Religion in Sweden has, over the years, become increasingly diverse. Christianity was the religion of virtually all of the Swedish population from the 12th to the early 20th century, but it has rapidly declined throughout the late 20th and early 21st century.
According to the 2011 census, the predominant religion in Lithuania is Christianity, with the largest confession being that of the Catholic Church. There are smaller groups of Orthodox Christians, Evangelical Lutherans, members of Reformed churches, other Protestants, Jews and Muslims as well as people of other religions.
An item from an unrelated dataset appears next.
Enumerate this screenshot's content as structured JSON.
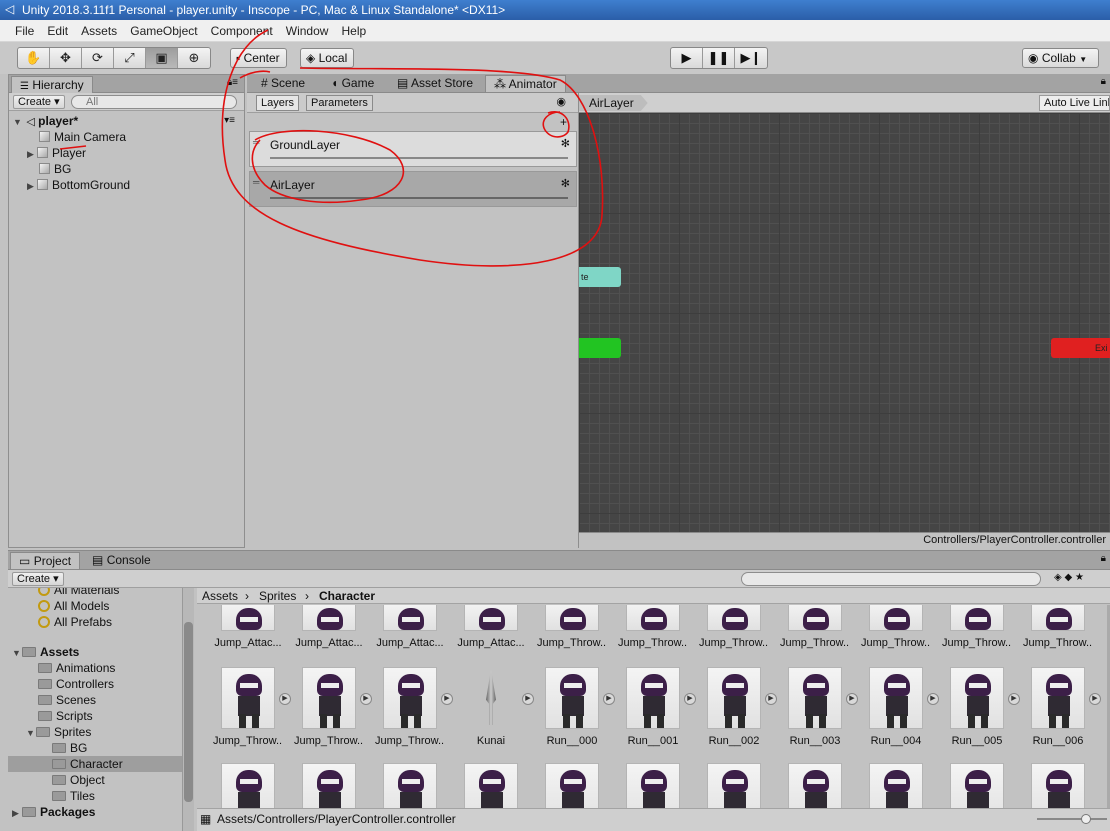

Christianity is the main religion in Belarus, with Eastern Orthodoxy being the largest denomination. The legacy of the state atheism of the Soviet era is evident in the fact that a large part of the Belarusians are not religious. Moreover, other non-traditional and new religions have sprung up in the country after the end of the Soviet Union. According to the most recent estimations for 2011 by the Ministry of the Interior, 48.3% of the Belarusians are Orthodox Christians, 41.1% are irreligious, 7.1% are Catholic Christians, and 3.5% are members of other religions.
Religion in the Czech Republic was dominated by Christianity until at least the early 20th century, but today Czech Republic is characterised as being one of the least religious societies in the world. Since the 1620 Battle of White Mountain religious sphere was accompanied by a widespread anti-Catholic sentiment even when the whole population nominally belonged to the Catholic Church. Overall, Christianity has steadily declined since the early 20th century and today remains only a minority. The Czech Republic has one of the oldest least religious populations in the world. Ever since the 1620 Battle of White Mountain, the Czech people have been historically characterised as "tolerant and even indifferent towards religion". According to Jan Spousta, among the irreligious people, who form the vast majority of modern Czechs, not all are atheists; indeed there has been an increasing distancing from both Christian dogmatism and atheism, and at the same time ideas from Far Eastern religions have become widespread.
Estonia, historically a Lutheran Protestant nation, is today one of the "least religious" countries in the world in terms of declared attitudes, with only 14 percent of the population declaring religion to be an important part of their daily life.
Historically, religion in Hungary has been dominated by forms of Christianity since the State's founding in the 11th century. Contemporary Hungary has no official religion. While the constitution "recognizes Christianity's nation-building role", freedom of religion is declared a fundamental right.
The main religion traditionally practiced in Latvia is Christianity. As of 2011, it is the largest religion (80%), though only about 7% of the population attends religious services regularly. Lutheranism is the main Christian denomination among ethnic Latvians due to strong historical links with the Nordic countries and Northern Germany, while Catholicism is most prevalent in Eastern Latvia (Latgale), mostly due to Polish influence. The Latvian Orthodox Church is the third largest Christian church in Latvia, with adherents primarily among the Russian-speaking minority.
Media related to Religion in Slovenia at Wikimedia Commons